EXERCISE MATERIAL

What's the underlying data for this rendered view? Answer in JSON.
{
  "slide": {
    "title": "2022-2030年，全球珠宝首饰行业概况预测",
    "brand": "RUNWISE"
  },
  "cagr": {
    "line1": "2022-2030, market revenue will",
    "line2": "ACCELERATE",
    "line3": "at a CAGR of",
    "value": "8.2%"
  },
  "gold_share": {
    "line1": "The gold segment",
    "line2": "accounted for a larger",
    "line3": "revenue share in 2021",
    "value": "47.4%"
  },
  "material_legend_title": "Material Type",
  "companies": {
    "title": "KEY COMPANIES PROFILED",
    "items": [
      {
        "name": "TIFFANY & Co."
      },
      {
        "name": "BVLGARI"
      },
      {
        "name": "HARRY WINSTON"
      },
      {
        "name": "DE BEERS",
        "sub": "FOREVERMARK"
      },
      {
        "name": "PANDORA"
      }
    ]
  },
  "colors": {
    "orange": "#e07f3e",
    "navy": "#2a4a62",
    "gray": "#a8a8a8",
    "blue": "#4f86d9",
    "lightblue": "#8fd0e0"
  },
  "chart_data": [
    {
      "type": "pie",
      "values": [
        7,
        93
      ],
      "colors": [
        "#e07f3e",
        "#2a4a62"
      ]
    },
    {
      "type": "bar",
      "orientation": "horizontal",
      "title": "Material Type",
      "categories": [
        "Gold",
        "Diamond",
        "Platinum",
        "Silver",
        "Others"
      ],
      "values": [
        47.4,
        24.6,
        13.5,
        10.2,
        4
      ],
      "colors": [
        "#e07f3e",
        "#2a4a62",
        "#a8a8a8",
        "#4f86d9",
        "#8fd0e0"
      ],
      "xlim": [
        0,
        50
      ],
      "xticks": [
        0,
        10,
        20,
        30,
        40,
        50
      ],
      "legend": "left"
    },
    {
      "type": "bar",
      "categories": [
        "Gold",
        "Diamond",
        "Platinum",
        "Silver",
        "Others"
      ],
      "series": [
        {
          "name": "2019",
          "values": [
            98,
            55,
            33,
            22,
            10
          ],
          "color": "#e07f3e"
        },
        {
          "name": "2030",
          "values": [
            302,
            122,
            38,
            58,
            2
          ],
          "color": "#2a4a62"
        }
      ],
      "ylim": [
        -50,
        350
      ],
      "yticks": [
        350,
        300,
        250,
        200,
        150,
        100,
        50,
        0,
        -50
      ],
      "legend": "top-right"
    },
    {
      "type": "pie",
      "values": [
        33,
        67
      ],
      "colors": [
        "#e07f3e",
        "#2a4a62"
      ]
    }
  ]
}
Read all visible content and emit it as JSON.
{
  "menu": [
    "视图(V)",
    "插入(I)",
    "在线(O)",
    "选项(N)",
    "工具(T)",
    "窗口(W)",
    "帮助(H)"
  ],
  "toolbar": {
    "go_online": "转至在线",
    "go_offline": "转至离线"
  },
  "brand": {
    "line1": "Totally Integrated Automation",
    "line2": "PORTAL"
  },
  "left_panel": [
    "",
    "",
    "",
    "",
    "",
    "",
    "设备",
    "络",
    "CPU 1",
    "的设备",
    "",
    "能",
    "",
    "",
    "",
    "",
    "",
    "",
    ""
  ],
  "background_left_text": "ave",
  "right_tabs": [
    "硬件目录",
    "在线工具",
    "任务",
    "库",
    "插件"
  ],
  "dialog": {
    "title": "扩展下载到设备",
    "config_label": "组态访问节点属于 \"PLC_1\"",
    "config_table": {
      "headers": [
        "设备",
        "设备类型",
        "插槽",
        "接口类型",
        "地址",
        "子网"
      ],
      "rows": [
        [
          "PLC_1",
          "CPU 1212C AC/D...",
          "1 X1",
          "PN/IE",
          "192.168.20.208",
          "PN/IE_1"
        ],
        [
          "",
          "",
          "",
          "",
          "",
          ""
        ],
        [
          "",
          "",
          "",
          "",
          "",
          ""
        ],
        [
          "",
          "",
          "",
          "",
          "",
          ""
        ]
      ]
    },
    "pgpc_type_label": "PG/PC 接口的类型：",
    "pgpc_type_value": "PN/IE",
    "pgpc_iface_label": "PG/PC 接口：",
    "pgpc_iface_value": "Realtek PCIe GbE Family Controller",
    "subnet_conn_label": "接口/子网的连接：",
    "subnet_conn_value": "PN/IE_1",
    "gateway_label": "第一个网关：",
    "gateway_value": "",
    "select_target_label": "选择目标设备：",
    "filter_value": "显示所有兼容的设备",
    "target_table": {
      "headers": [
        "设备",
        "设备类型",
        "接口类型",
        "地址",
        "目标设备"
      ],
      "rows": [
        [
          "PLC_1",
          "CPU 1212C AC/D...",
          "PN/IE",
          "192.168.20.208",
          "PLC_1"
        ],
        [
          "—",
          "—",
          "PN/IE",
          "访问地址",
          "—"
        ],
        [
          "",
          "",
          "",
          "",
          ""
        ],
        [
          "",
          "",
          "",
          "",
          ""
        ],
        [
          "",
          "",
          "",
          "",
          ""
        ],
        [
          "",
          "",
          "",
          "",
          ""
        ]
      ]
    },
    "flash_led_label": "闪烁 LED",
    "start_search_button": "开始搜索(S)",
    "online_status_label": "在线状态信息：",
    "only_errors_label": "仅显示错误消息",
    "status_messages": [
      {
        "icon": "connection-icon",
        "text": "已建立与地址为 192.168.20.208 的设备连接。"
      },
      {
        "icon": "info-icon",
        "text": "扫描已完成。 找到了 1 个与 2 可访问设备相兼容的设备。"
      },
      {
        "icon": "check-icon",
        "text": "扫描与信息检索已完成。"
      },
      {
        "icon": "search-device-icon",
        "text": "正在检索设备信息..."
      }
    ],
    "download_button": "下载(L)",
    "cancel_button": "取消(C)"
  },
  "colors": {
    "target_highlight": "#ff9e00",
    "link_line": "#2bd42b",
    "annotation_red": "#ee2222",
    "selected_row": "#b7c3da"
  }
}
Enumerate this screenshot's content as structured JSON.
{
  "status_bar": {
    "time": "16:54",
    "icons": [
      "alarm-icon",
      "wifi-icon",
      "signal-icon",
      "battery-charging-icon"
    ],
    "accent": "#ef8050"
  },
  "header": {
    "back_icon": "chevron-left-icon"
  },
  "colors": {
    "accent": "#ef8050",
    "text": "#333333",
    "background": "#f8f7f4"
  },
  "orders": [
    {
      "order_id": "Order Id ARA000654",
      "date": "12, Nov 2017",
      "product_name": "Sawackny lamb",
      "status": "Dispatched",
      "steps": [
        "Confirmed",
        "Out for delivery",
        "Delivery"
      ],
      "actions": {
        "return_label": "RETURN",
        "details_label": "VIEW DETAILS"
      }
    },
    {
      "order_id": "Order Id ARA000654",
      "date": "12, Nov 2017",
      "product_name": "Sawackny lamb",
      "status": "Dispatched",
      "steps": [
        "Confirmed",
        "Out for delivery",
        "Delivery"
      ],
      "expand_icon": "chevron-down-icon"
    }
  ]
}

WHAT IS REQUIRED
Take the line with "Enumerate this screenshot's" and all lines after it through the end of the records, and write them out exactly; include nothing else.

FINISHED TASK
Enumerate this screenshot's content as structured JSON.
{
  "status_bar": {
    "time": "16:54",
    "icons": [
      "alarm-icon",
      "wifi-icon",
      "signal-icon",
      "battery-charging-icon"
    ],
    "accent": "#ef8050"
  },
  "header": {
    "back_icon": "chevron-left-icon"
  },
  "colors": {
    "accent": "#ef8050",
    "text": "#333333",
    "background": "#f8f7f4"
  },
  "orders": [
    {
      "order_id": "Order Id ARA000654",
      "date": "12, Nov 2017",
      "product_name": "Sawackny lamb",
      "status": "Dispatched",
      "steps": [
        "Confirmed",
        "Out for delivery",
        "Delivery"
      ],
      "actions": {
        "return_label": "RETURN",
        "details_label": "VIEW DETAILS"
      }
    },
    {
      "order_id": "Order Id ARA000654",
      "date": "12, Nov 2017",
      "product_name": "Sawackny lamb",
      "status": "Dispatched",
      "steps": [
        "Confirmed",
        "Out for delivery",
        "Delivery"
      ],
      "expand_icon": "chevron-down-icon"
    }
  ]
}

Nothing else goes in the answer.